You’re a few months to a year into what you thought would be your dream job. You left a perfectly good job in order to take this one because you thought it would be a better opportunity.
But now that some time has passed, it’s clear you were dead wrong. Not only is this not the job of your dreams, it isn’t even close to as good as the job you had before.
The thought of returning to your old job has crossed your mind more than once, but you don’t know how to go about approaching your old company about the possibility of getting rehired.
Here what to do—in this order.
Revisit Why You Left
Once you’ve begun fantasizing about returning to your past employer, you’re likely to start weighing a lot of factors at once: Would they want me back? Have they backfilled by position by now? Is there even room for me if they have?
Don’t get ahead of yourself. Before you can answer any of those questions, you need to reexamine the reasons why you left in the first place.
Think hard about whether your motivations back then should deter you from rejoining your past employer now. If any major downsides from your last role led you to quit it and you’d have to face them again, you might want to think twice about rejoining the company. But if not, you’re all clear to reach out to your former employer.
When you resigned, you likely left behind a boss, mentor, or a champion in the company who knows you well.
Reach out to that person—informally at first—and confidentially discuss your desire to return to the company. Ask for their honest sense of the feasibility of that happening, including the company’s perception of you, your work, your skill set, how well-liked you were, and (most important of all) how the company seemed to feel about the circumstances surrounding your departure.
If you left on great terms and the company has a need for you, go into “soft-sell” mode and talk about the new skills you’ve acquired since you left. You want to position yourself as an incoming employee who’s going to add new value, not just the same old employee who left and now wants to return.
The likelihood of your getting rehired goes way up if you give your contact inside the company all the ammunition they need to go back and sell your candidacy to those who are responsible for hiring.
If your informal liaison gives you the green light, then have them put you in touch with a human resources officer or the person in charge of hiring for your position.
But hang onto a job-interview mindset for this stage—you aren’t negotiating anything just yet. You’ll need a well-crafted story for why your former employer should consider you; always assume there are other qualified candidates for the company to choose from.
But don’t downplay your experience since quitting. In fact, keep the focus of your story on the benefits of hiring you the second time around, since this is now what separates you from other candidates. Include new skills you’ve acquired in the meantime, plus your extensive knowledge of the company and the way it operates.
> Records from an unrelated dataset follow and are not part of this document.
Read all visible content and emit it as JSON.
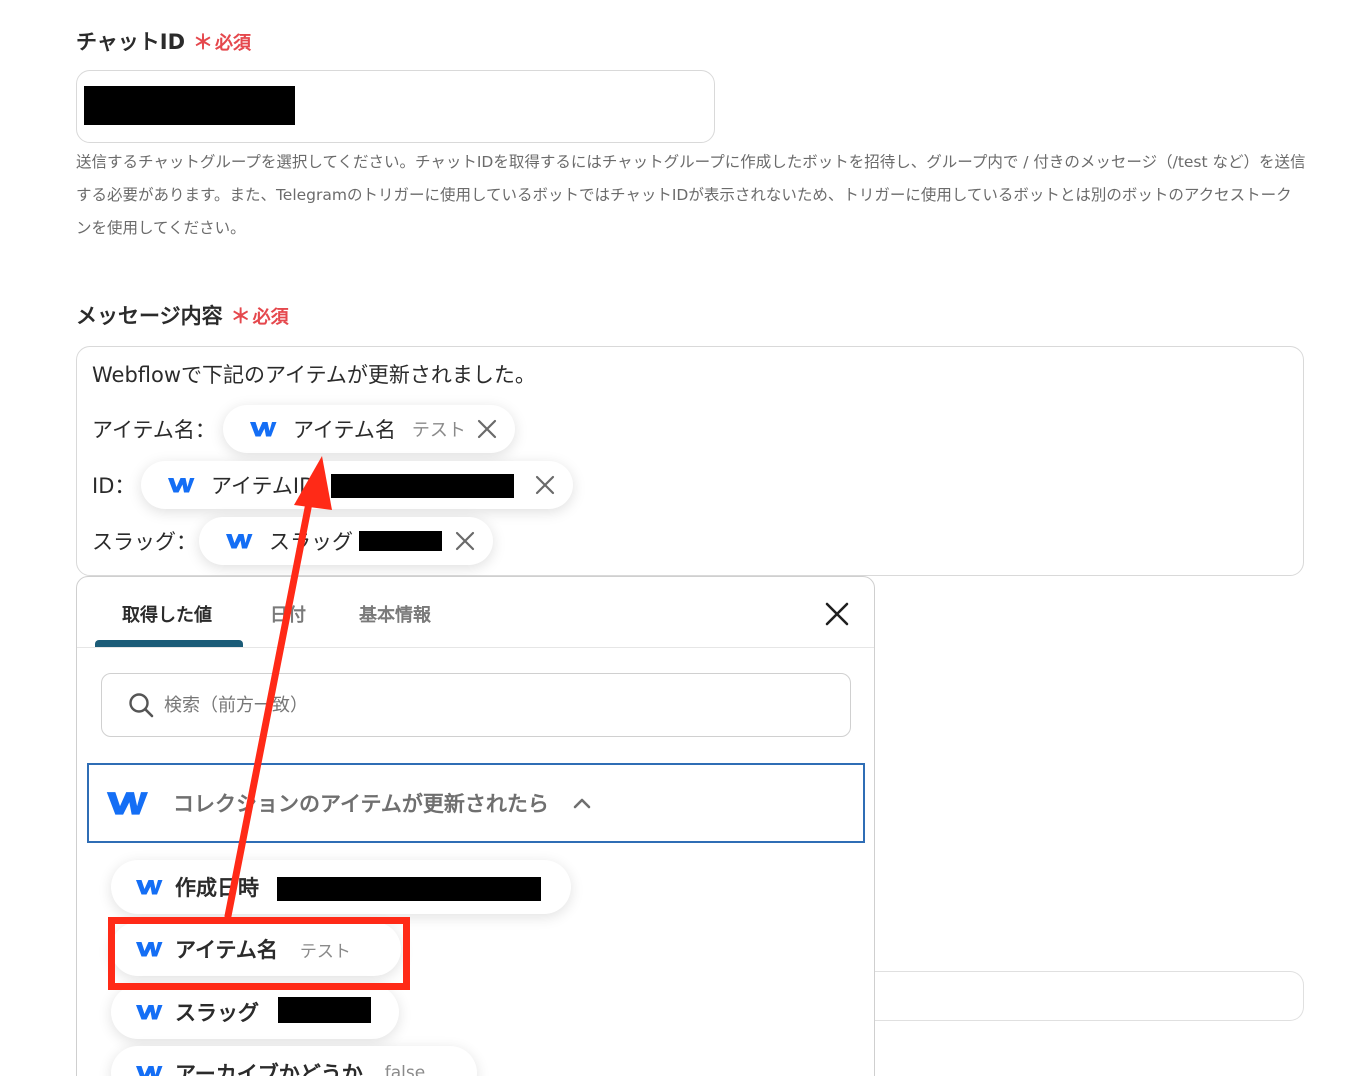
{
  "chat_id": {
    "label": "チャットID",
    "required_mark": "＊",
    "required_text": "必須",
    "help": "送信するチャットグループを選択してください。チャットIDを取得するにはチャットグループに作成したボットを招待し、グループ内で / 付きのメッセージ（/test など）を送信する必要があります。また、Telegramのトリガーに使用しているボットではチャットIDが表示されないため、トリガーに使用しているボットとは別のボットのアクセストークンを使用してください。"
  },
  "message": {
    "label": "メッセージ内容",
    "required_mark": "＊",
    "required_text": "必須",
    "intro": "Webflowで下記のアイテムが更新されました。",
    "rows": [
      {
        "label": "アイテム名：",
        "chip_name": "アイテム名",
        "chip_value": "テスト"
      },
      {
        "label": "ID：",
        "chip_name": "アイテムID",
        "chip_value": ""
      },
      {
        "label": "スラッグ：",
        "chip_name": "スラッグ",
        "chip_value": ""
      }
    ]
  },
  "panel": {
    "tabs": [
      "取得した値",
      "日付",
      "基本情報"
    ],
    "active_tab": 0,
    "search_placeholder": "検索（前方一致）",
    "group_title": "コレクションのアイテムが更新されたら",
    "options": [
      {
        "name": "作成日時",
        "value": ""
      },
      {
        "name": "アイテム名",
        "value": "テスト"
      },
      {
        "name": "スラッグ",
        "value": ""
      },
      {
        "name": "アーカイブかどうか",
        "value": "false"
      }
    ]
  },
  "colors": {
    "required": "#e5484d",
    "webflow_blue": "#146ef5",
    "highlight_red": "#ff2a17",
    "tab_underline": "#1b5c78",
    "group_border": "#2f6db5"
  },
  "icons": {
    "webflow": "webflow-logo-icon",
    "remove": "close-icon",
    "search": "search-icon",
    "collapse": "chevron-up-icon"
  }
}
Talk up the fact that you have relationships already in place with employees in the company, and emphasize how quickly you’ll be able to hit the ground running and get back up to speed.
Prepare for a Different Type of Interview
Be ready for a very different job interview than what you might expect had you never worked at the company. That conversation will likely center around why you left and why you now want to come back.
Expect some level of skepticism on the part of the company, since somebody who left once can always leave twice. The company might hesitate to reinvest in you if it can’t be sure you plan to stay, so your pitch needs to be compelling.
While you should focus on the main skills you’ll be bringing back to the company, the interview is also your chance to sell the new skills you’ll be bringing in this time around. Don’t hold back in making the case for yourself, and don’t be afraid to admit any mistakes you might’ve made in deciding to leave originally. You need to convince people that since you were a highly valuable employee the first time around, you can be an even more valuable employee the second time around.
Negotiate for More Than What You Left With
Salary, job title, responsibilities: You might hesitate to, but you should negotiate for more of everything.
Once you move successfully through the interview process and it looks like the company is interested in bringing you back, you’ve gained leverage. So use it! The narrative you told about being a value-add clearly paid off, so now you need to carry it through the negotiation stage. As a result, you should ask for more money, a higher job title, and more responsibility.
This approach lets you negotiate from a position of strength. If the company winds up offering you the same job or salary that you had before, the ball is in your court to decide if it’s worth taking.
But whatever you do, never accept a lower title or less pay than you had the first time around. It will be uncomfortable for you and for everybody around you, especially if past subordinates later become your peers—and it’s a sign that your company doesn’t value you as much as it did before. You’d be better off accepting a job elsewhere.
This article was originally published on Fast Company. It has been republished here with permission.
Photo of people talking courtesy of Hero Images/Getty Images.